  • Voters Don't Think Feds Do Enough to Fight Global Warming

    President Trump is expected to dismantle President Obama’s climate change policies, but most voters already think the government isn't doing enough about the problem.

    A new Rasmussen Reports national telephone survey finds that just 20% of Likely U.S. Voters feel the federal government is now taking the right level of action to fight global warming. Fifty-three percent (53%) think the government is not doing enough, while 21% say it's doing too much. (To see survey question wording, click here.)

    (Want a free daily e-mail update? If it's in the news, it's in our polls). Rasmussen Reports updates are also available on Twitter or Facebook.

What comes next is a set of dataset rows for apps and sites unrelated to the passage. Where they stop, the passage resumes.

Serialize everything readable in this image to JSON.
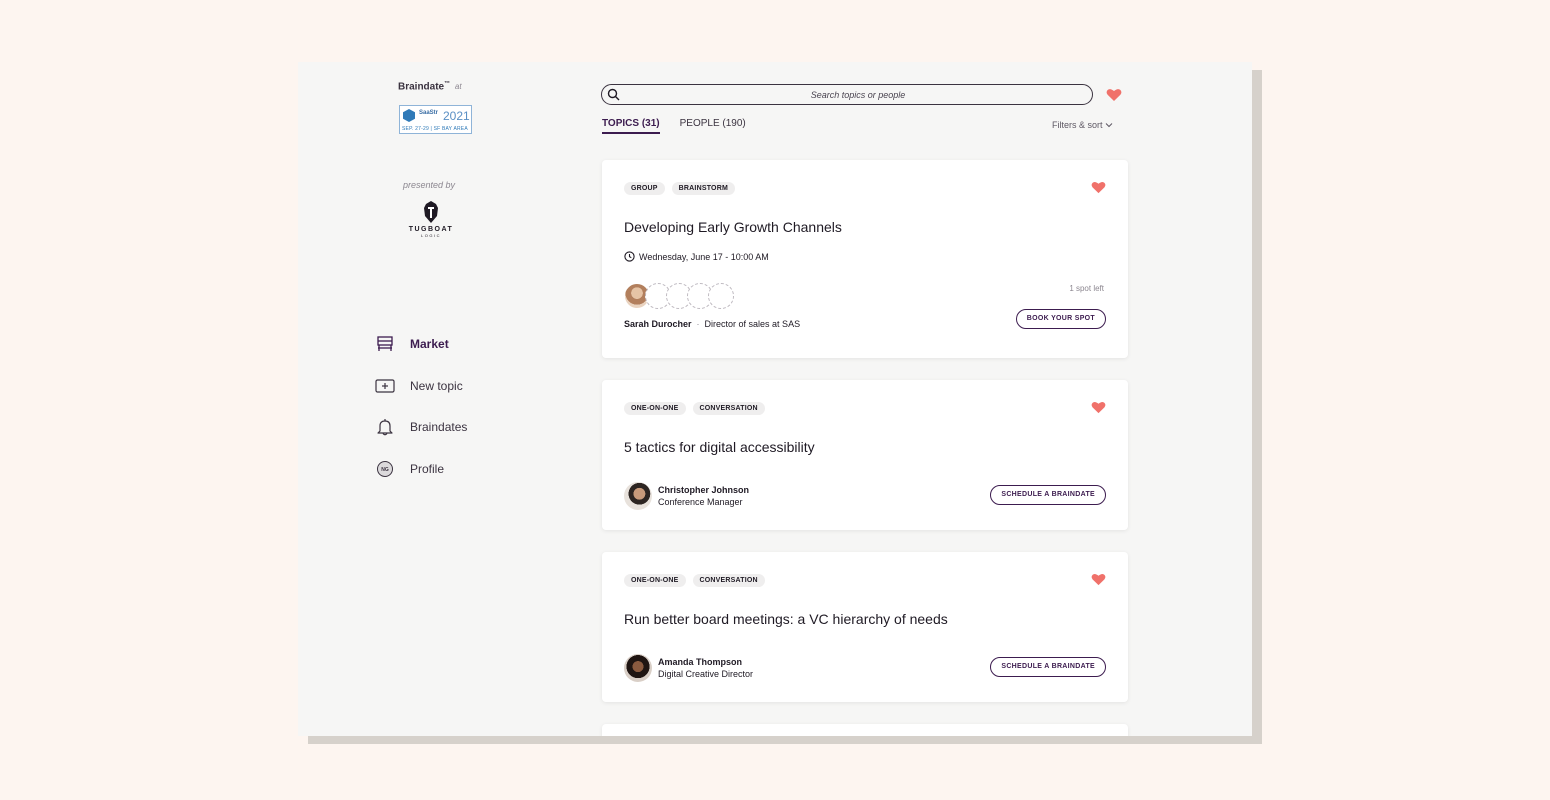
{
  "sidebar": {
    "brand": "Braindate",
    "brand_tm": "™",
    "brand_at": "at",
    "event_logo": {
      "name": "SaaStr",
      "year": "2021",
      "subtitle": "SEP. 27-29 | SF BAY AREA"
    },
    "presented_by": "presented by",
    "sponsor": {
      "name": "TUGBOAT",
      "sub": "LOGIC"
    },
    "nav": [
      {
        "label": "Market",
        "icon": "market-icon",
        "active": true
      },
      {
        "label": "New topic",
        "icon": "plus-box-icon",
        "active": false
      },
      {
        "label": "Braindates",
        "icon": "bell-icon",
        "active": false
      },
      {
        "label": "Profile",
        "icon": "avatar-initials-icon",
        "initials": "NG",
        "active": false
      }
    ]
  },
  "search": {
    "placeholder": "Search topics or people",
    "value": ""
  },
  "tabs": [
    {
      "label": "TOPICS (31)",
      "active": true
    },
    {
      "label": "PEOPLE (190)",
      "active": false
    }
  ],
  "filters_label": "Filters & sort",
  "cards": [
    {
      "tags": [
        "GROUP",
        "BRAINSTORM"
      ],
      "title": "Developing Early Growth Channels",
      "when": "Wednesday, June 17 - 10:00 AM",
      "spots_left": "1 spot left",
      "host_name": "Sarah Durocher",
      "host_role": "Director of sales at SAS",
      "button": "BOOK YOUR SPOT"
    },
    {
      "tags": [
        "ONE-ON-ONE",
        "CONVERSATION"
      ],
      "title": "5 tactics for digital accessibility",
      "host_name": "Christopher Johnson",
      "host_role": "Conference Manager",
      "button": "SCHEDULE A BRAINDATE"
    },
    {
      "tags": [
        "ONE-ON-ONE",
        "CONVERSATION"
      ],
      "title": "Run better board meetings: a VC hierarchy of needs",
      "host_name": "Amanda Thompson",
      "host_role": "Digital Creative Director",
      "button": "SCHEDULE A BRAINDATE"
    }
  ],
  "colors": {
    "accent": "#3c1c4f",
    "heart": "#f0716a",
    "background": "#fdf5f0",
    "panel": "#f6f6f5"
  }
}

    The survey of 1,000 Likely Voters was conducted on March 20-21, 2017 by Rasmussen Reports. The margin of sampling error is +/- 3 percentage points with a 95% level of confidence. Field work for all Rasmussen Reports surveys is conducted by Pulse Opinion Research, LLC. See methodology.

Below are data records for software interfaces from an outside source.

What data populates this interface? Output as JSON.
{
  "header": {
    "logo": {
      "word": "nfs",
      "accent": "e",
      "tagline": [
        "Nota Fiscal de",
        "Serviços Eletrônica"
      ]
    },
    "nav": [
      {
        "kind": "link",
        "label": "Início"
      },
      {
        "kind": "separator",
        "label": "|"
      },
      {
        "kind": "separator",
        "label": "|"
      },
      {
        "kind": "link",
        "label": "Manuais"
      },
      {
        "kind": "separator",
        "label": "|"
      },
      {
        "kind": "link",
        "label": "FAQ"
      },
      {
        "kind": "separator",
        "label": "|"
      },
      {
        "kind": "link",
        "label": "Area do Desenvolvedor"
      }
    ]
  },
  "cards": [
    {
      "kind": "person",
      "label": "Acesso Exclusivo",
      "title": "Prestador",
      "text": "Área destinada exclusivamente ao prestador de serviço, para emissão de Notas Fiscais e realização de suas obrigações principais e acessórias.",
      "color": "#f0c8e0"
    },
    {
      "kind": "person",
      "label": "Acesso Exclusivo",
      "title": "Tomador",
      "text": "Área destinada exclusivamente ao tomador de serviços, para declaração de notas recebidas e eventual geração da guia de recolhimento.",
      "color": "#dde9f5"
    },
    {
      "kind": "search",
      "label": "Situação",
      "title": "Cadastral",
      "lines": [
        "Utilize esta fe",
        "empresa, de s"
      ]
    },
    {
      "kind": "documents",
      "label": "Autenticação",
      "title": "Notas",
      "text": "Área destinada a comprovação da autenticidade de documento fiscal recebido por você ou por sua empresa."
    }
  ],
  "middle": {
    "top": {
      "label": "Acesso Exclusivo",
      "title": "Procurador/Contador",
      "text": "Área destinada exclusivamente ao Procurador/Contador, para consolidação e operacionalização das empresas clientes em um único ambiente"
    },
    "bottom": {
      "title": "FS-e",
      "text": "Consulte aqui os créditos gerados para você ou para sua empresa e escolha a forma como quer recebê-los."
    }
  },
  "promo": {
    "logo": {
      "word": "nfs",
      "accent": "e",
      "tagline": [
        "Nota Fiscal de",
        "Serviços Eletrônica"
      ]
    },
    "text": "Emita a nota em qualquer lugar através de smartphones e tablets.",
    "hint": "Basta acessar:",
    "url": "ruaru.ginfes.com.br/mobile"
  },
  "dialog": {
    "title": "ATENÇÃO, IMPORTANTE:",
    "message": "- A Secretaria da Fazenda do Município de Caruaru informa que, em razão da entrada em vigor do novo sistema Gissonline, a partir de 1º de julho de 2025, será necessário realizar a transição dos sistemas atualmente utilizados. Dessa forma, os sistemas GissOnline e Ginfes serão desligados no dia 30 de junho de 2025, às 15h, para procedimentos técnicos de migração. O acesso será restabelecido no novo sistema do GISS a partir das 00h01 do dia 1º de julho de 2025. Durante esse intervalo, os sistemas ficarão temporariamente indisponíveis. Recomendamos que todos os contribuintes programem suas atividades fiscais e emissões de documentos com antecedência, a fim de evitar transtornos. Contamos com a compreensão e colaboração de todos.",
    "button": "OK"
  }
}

  • Voters See Gorsuch Opposition As Politics, Not Issue-Based

    Voters remain confident that Judge Neil Gorsuch will be approved for the Supreme Court and think he deserves it more than President Obama’s nominees did at this stage of the process.  Opposition to Gorsuch is seen as driven more by politics than concerns about his judicial thinking.

    The latest Rasmussen Reports national telephone and online survey finds that 49% of Likely U.S. Voters believe opposition to President Trump’s first Supreme Court nominee is due mostly to partisan politics. Thirty-five percent (35%) disagree and say that opposition is based more on honest differences of opinion. Sixteen percent (16%) are undecided. (To see survey question wording, click here.)

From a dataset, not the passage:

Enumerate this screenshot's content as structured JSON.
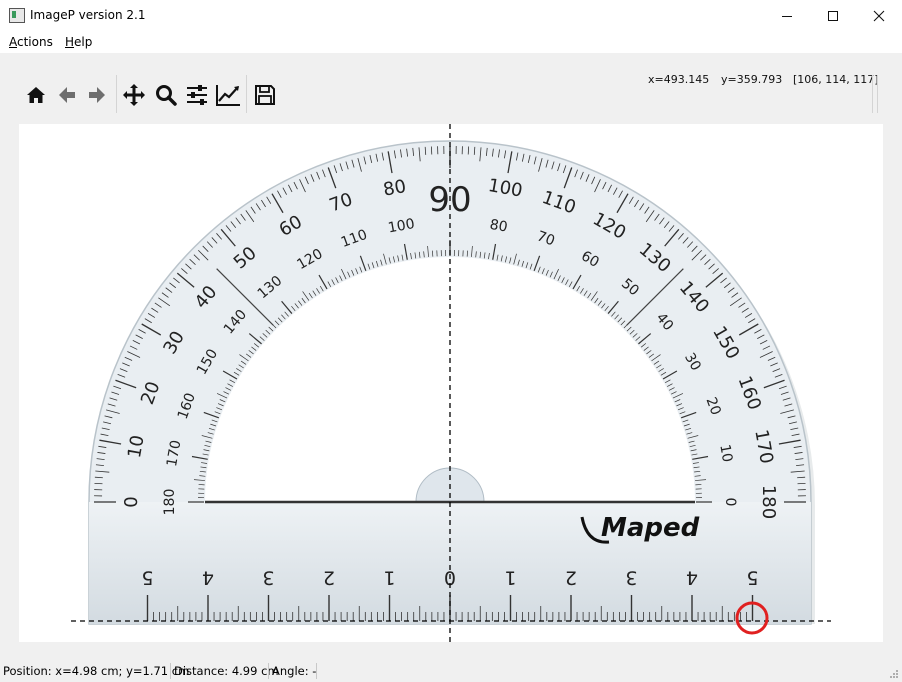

    (Want a free daily e-mail update? If it's in the news, it's in our polls). Rasmussen Reports updates are also available on Twitter or Facebook.

    The survey of 1,000 Likely Voters was conducted on March 20-21, 2017 by Rasmussen Reports. The margin of sampling error is +/- 3 percentage points with a 95% level of confidence. Field work for all Rasmussen Reports surveys is conducted by Pulse Opinion Research, LLC. See methodology.

  • Voters Blame Size of Deficit on Politicians’ Unwillingness to Cut

    Voters want budget cuts, but most also recognize that politicians will be hard to sell on the idea.

    Seventy percent (70%) of Likely U.S. Voters believe the unwillingness of politicians to cut government spending is more to blame for the size of the federal deficit than taxpayer’s unwillingness to pay more in taxes. A new Rasmussen Reports national telephone and online survey finds that just 21% see taxpayers’ unwillingness to pay more as the chief problem. (To see survey question wording, click here.)

    (Want a free daily e-mail update? If it's in the news, it's in our polls).  Rasmussen Reports updates are also available on Twitter or Facebook.

    The survey of 1,000 Likely Voters was conducted on March 16 and 19, 2017 by Rasmussen Reports. The margin of sampling error is +/- 3 percentage points with a 95% level of confidence. Field work for all Rasmussen Reports surveys is conducted by Pulse Opinion Research, LLC. See methodology.